- Werner Damm: Agility for advanced learners. Leading successfully with body language. Kynos Verlag , ISBN 3-938071-01-X .
- FCI agility rules (PDF; 851 kB) valid since January 1st, 2012 (English)
- Examination regulations Agility of the VDH (PDF; 550 kB) valid since January 1st, 2013 (German, includes the PO of the FCI)
- VDH: VDH / FCI Agility Examination Regulations - Changes from 01.01.2012 (PDF; 749 kB)
Loads in agility sport on vdh.de; The articles are linked there:
- Gabriele Metz: Stress in agility sports. Professor Dr. Martin S. Fischer considers the performance concept to be dangerous. In: Our pedigree dog. 3/2016, pp. 28–32.
- Gabriele Metz: Professor Dr. Heiko Wagner. Modern movement research. Focus: agility exercises. In our pedigree dog. 4/2016, pp. 34–37.
- ↑ Crufts Catalogs - 1978 1.pdf. (PDF) In: publicimages.thekennelclub.org.uk. Retrieved December 2, 2016 .
- ↑ FCI General Committee: Specifications for the Agility World Championships. (PDF) In: Agility World Championship. Federation Cynologique Internationale, May 1, 2013, accessed December 2, 2016 .

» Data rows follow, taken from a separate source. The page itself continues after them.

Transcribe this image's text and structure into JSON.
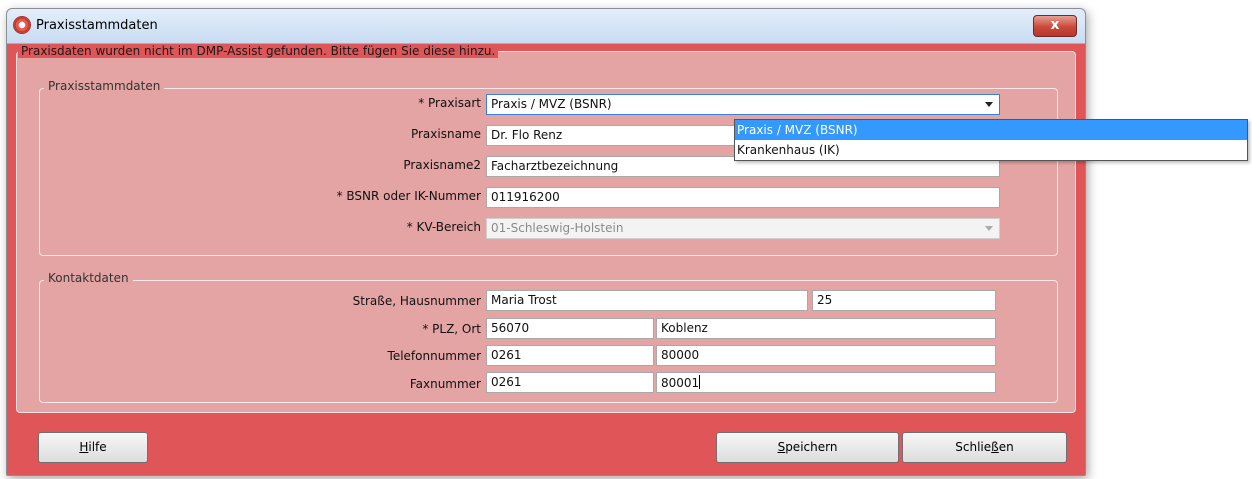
{
  "window": {
    "title": "Praxisstammdaten",
    "close_symbol": "x"
  },
  "notice": "Praxisdaten wurden nicht im DMP-Assist gefunden. Bitte fügen Sie diese hinzu.",
  "praxis_group": {
    "legend": "Praxisstammdaten",
    "praxisart_label": "* Praxisart",
    "praxisart_value": "Praxis / MVZ (BSNR)",
    "praxisname_label": "Praxisname",
    "praxisname_value": "Dr. Flo Renz",
    "praxisname2_label": "Praxisname2",
    "praxisname2_value": "Facharztbezeichnung",
    "bsnr_label": "* BSNR oder IK-Nummer",
    "bsnr_value": "011916200",
    "kv_label": "* KV-Bereich",
    "kv_value": "01-Schleswig-Holstein"
  },
  "dropdown": {
    "options": [
      "Praxis / MVZ (BSNR)",
      "Krankenhaus (IK)"
    ],
    "selected_index": 0
  },
  "kontakt_group": {
    "legend": "Kontaktdaten",
    "strasse_label": "Straße, Hausnummer",
    "strasse_value": "Maria Trost",
    "hausnummer_value": "25",
    "plz_label": "* PLZ, Ort",
    "plz_value": "56070",
    "ort_value": "Koblenz",
    "telefon_label": "Telefonnummer",
    "telefon_vorwahl": "0261",
    "telefon_nummer": "80000",
    "fax_label": "Faxnummer",
    "fax_vorwahl": "0261",
    "fax_nummer": "80001"
  },
  "buttons": {
    "hilfe_mnemonic": "H",
    "hilfe_rest": "ilfe",
    "speichern_mnemonic": "S",
    "speichern_rest": "peichern",
    "schliessen_pre": "Schlie",
    "schliessen_mnemonic": "ß",
    "schliessen_post": "en"
  }
}
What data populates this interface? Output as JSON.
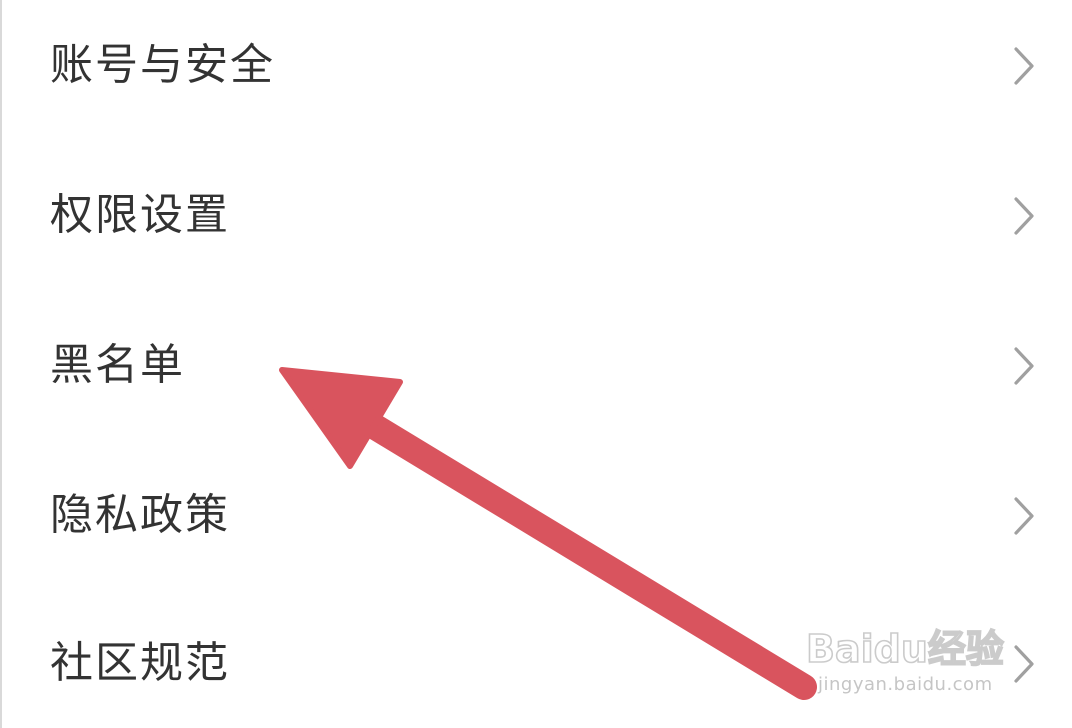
{
  "settings": {
    "items": [
      {
        "label": "账号与安全"
      },
      {
        "label": "权限设置"
      },
      {
        "label": "黑名单"
      },
      {
        "label": "隐私政策"
      },
      {
        "label": "社区规范"
      }
    ]
  },
  "annotation": {
    "color": "#d9545e",
    "points_to": "黑名单"
  },
  "watermark": {
    "brand": "Baidu经验",
    "url": "jingyan.baidu.com"
  },
  "colors": {
    "text": "#333333",
    "chevron": "#a0a0a0",
    "background": "#ffffff"
  }
}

- ↑ Agility examination regulations of the VDH from 2012.
- ↑ Brigitte Lau: Fascination Agility. Drive promotion, motivation and motivational aids. Öertel + Spörer, 1999, ISBN 3-88627-229-X .
- ↑ dhv Instructor Guide ( Memento from March 27, 2015 in the Internet Archive ) 7.1 Agility requirements and basic structure. P. 5 (as of 2008)
- ↑ different changes compared (videos)
- ↑ Aukje Swarte, Marco Mouwen, Ronald Mouwen: Load in agility. ( Memento of August 8, 2014 in the Internet Archive ) Article based on the lecture by H. C. Schamhardt at the conference "Injuries in Agility" on December 7, 1995.
- ^ Federation Cynologique Internationale: Table no longer in examination regulations. (PDF) In: http://www.fci.be/ . Federation Cynologique Internationale, January 1, 2018, accessed December 27, 2018 .